Records from a data source:
----

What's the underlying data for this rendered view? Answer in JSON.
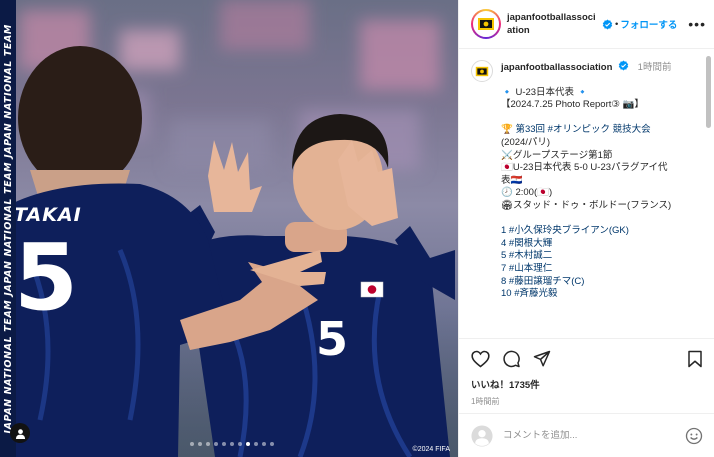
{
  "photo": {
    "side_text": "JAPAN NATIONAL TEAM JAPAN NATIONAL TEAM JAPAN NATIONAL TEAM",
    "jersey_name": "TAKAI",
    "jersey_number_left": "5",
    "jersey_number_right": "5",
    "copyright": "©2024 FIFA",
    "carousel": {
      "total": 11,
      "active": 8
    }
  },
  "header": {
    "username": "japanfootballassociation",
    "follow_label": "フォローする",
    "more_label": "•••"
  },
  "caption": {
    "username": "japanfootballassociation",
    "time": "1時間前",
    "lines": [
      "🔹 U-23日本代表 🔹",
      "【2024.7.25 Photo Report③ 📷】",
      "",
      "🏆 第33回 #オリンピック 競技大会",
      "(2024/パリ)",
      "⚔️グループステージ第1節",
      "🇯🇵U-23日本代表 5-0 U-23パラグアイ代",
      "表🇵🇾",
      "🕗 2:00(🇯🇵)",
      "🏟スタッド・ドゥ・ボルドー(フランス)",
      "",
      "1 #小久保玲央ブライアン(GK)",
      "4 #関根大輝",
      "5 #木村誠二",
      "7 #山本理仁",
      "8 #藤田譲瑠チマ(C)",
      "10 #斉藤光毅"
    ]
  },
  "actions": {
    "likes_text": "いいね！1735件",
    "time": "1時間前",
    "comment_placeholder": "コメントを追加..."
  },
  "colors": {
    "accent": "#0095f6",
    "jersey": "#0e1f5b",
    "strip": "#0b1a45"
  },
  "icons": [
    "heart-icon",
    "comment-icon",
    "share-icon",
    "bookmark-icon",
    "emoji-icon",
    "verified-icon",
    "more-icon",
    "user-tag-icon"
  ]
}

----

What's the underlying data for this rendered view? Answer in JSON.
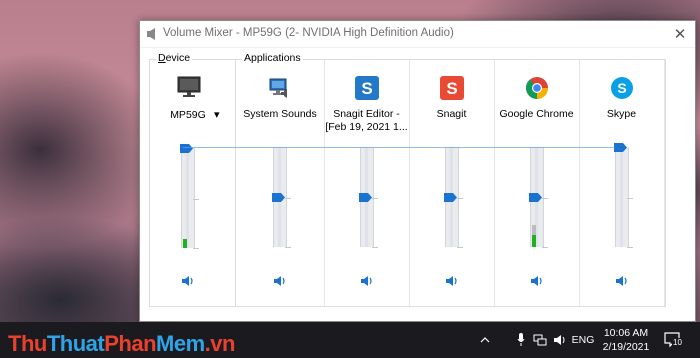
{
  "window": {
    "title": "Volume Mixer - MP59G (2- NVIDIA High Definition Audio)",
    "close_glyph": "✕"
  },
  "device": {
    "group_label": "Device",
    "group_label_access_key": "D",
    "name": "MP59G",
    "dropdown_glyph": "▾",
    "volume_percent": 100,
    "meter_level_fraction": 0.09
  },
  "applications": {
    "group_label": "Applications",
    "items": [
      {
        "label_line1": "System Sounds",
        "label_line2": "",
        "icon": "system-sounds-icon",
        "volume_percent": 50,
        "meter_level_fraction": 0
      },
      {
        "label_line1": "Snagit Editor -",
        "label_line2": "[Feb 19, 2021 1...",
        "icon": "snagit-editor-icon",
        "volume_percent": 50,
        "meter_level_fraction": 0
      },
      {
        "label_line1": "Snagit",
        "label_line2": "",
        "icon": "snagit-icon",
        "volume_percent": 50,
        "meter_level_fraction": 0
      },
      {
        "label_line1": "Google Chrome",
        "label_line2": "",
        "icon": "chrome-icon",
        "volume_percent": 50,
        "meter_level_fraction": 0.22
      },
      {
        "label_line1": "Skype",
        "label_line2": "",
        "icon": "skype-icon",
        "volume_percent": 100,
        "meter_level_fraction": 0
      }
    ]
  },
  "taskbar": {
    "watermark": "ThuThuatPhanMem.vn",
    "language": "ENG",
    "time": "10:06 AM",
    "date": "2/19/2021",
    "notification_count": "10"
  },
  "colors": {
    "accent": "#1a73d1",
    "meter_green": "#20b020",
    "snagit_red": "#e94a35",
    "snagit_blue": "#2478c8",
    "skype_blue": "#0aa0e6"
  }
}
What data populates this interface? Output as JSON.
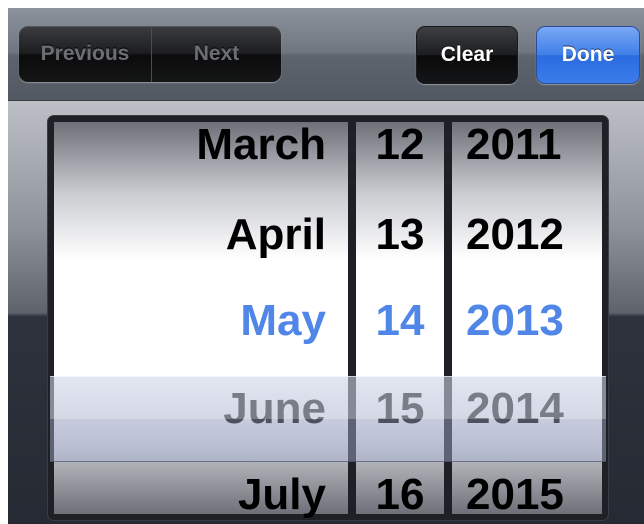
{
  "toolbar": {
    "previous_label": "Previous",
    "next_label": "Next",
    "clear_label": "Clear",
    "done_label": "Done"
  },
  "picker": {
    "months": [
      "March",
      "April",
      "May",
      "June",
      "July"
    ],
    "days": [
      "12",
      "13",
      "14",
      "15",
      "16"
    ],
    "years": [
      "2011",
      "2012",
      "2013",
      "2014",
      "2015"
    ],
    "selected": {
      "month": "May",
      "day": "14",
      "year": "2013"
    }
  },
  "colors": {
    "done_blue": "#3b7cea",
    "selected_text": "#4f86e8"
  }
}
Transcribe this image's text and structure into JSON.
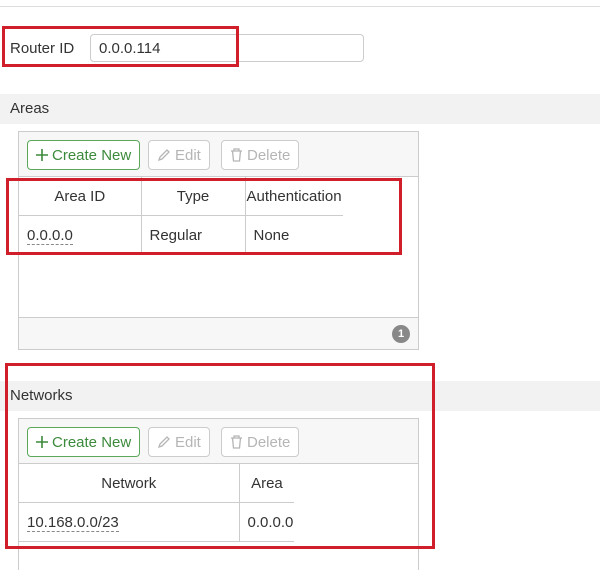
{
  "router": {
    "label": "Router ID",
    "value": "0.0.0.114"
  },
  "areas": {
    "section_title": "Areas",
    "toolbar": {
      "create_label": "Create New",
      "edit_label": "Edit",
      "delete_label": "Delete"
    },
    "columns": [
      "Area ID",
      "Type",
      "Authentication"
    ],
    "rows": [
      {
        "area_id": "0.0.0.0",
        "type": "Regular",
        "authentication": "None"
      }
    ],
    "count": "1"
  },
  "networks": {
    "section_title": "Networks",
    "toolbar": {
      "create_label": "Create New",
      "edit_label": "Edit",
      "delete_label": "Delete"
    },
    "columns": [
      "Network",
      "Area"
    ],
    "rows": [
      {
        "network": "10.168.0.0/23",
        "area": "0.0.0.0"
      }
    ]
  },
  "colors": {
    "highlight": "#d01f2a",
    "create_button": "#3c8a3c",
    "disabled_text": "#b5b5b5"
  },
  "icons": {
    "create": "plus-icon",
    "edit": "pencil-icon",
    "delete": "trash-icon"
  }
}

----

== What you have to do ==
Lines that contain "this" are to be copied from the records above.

== Task result ==
What's the underlying data for this rendered view? Answer in JSON.
What's the underlying data for this rendered view? Answer in JSON.
What data populates this interface? Output as JSON.
Transcribe this image's text and structure into JSON.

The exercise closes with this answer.